Route Planner: Time: 0 hr 42 min Distance: 50.85 Km
Kilkenny City, home to ireland’s medieval Mile, offers a wealth of visitor attractions and experiences from Kilkenny Castle to St Canice’s Cathedral, Rothe House and everything in between. Visit historic buildings, towering cathedrals, winding slipways and of course, for some retail therapy, check out the famous Kilkenny Design Centre, all within walking distance of each other and in a city renowned for its fine dining, great shopping and entertainment.

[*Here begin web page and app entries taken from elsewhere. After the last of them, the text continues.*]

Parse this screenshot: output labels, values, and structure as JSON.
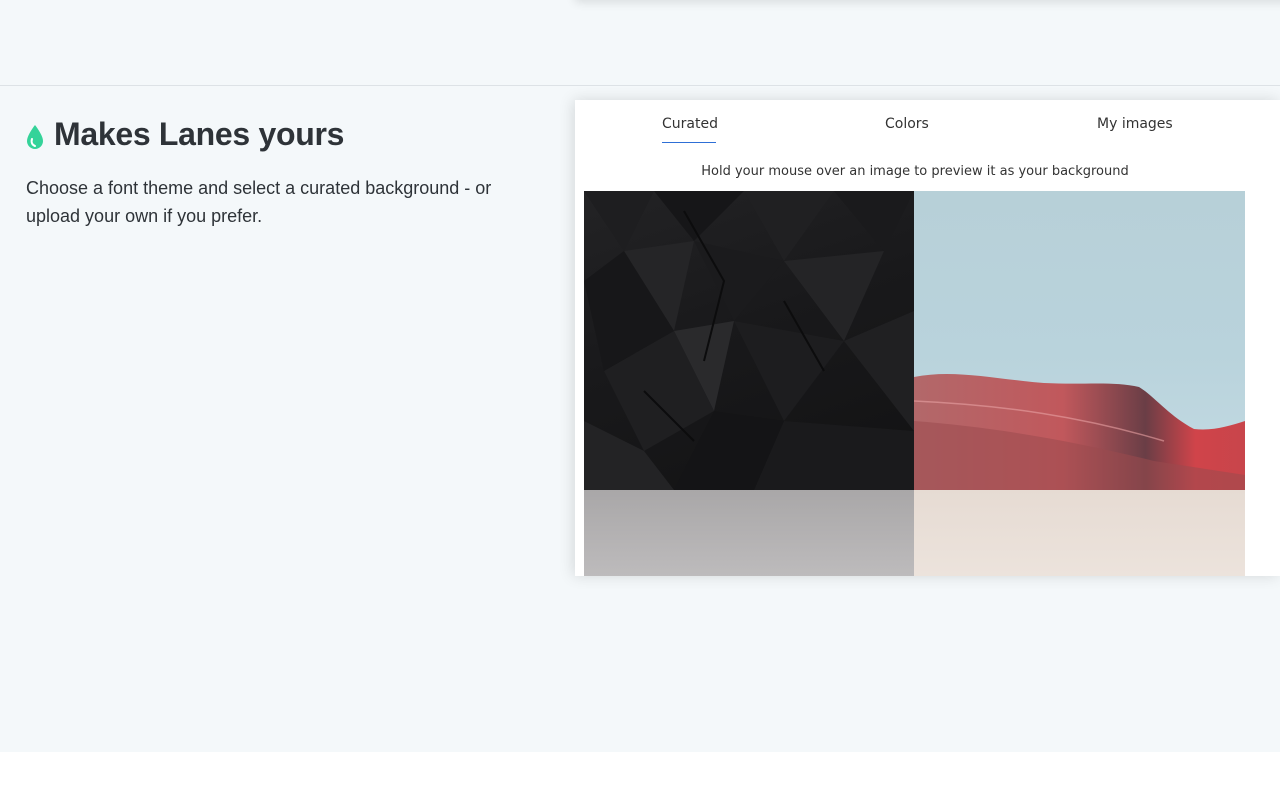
{
  "feature": {
    "title": "Makes Lanes yours",
    "description": "Choose a font theme and select a curated background - or upload your own if you prefer.",
    "icon": "drop-icon",
    "accent_color": "#34d399"
  },
  "preview": {
    "tabs": [
      {
        "label": "Curated",
        "active": true
      },
      {
        "label": "Colors",
        "active": false
      },
      {
        "label": "My images",
        "active": false
      }
    ],
    "hint": "Hold your mouse over an image to preview it as your background",
    "images": [
      {
        "name": "dark-polygon-background"
      },
      {
        "name": "red-dune-background"
      },
      {
        "name": "grey-texture-background"
      },
      {
        "name": "beige-sand-background"
      }
    ]
  }
}
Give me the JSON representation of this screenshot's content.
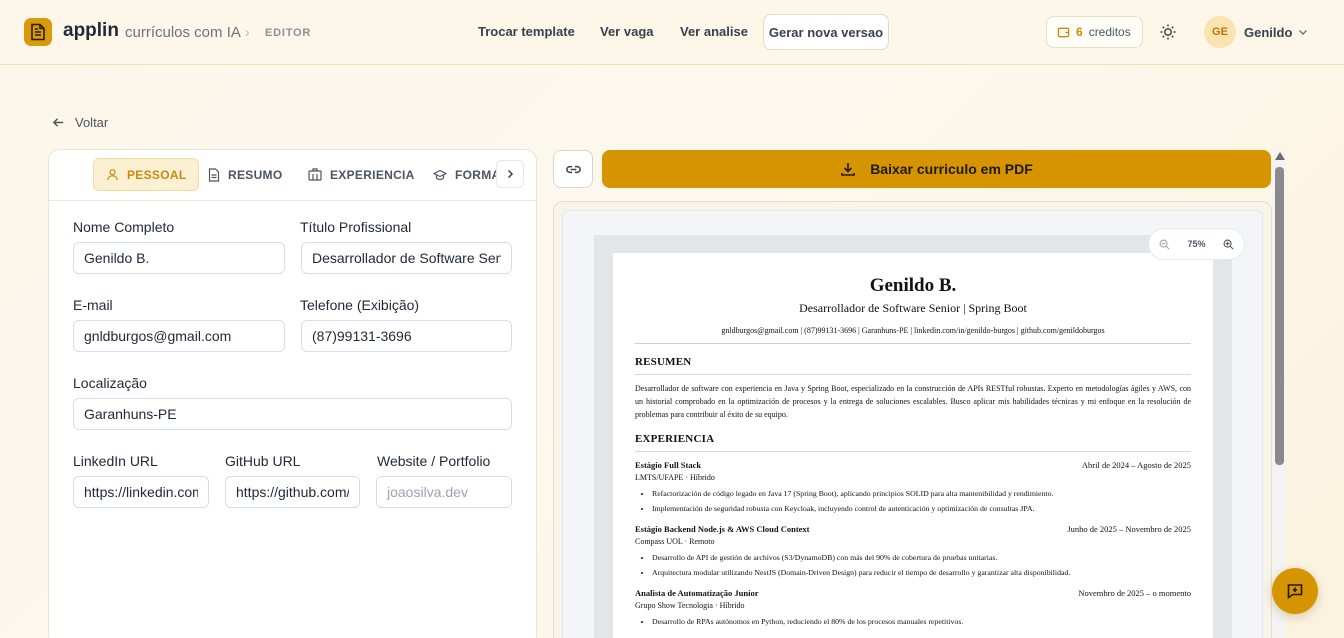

Located in the heart of the city is the magnificent Kilkenny Castle overlooks the River Nore and has guarded this important river crossing for more than 900 years. The gardens, with extensive woodland paths, rose garden and ornamental lake, create the setting for a beautiful stroll. Two wings of the castle have been restored to their 19th Century splendour and include a library, drawing room and the noted Long Gallery. A suite of former servants rooms now houses the Butler Art Gallery, which mounts frequently changing exhibitions of contemporary art. The Parade Tower is the Castle’s conference venue.
Visitors can explore the Butler Gallery within the Castle at their leisure. The Butler Gallery offers visitors excellent contemporary exhibitions.
Route Planner: Time: 0 hr 40 min Distance: 49.66 Km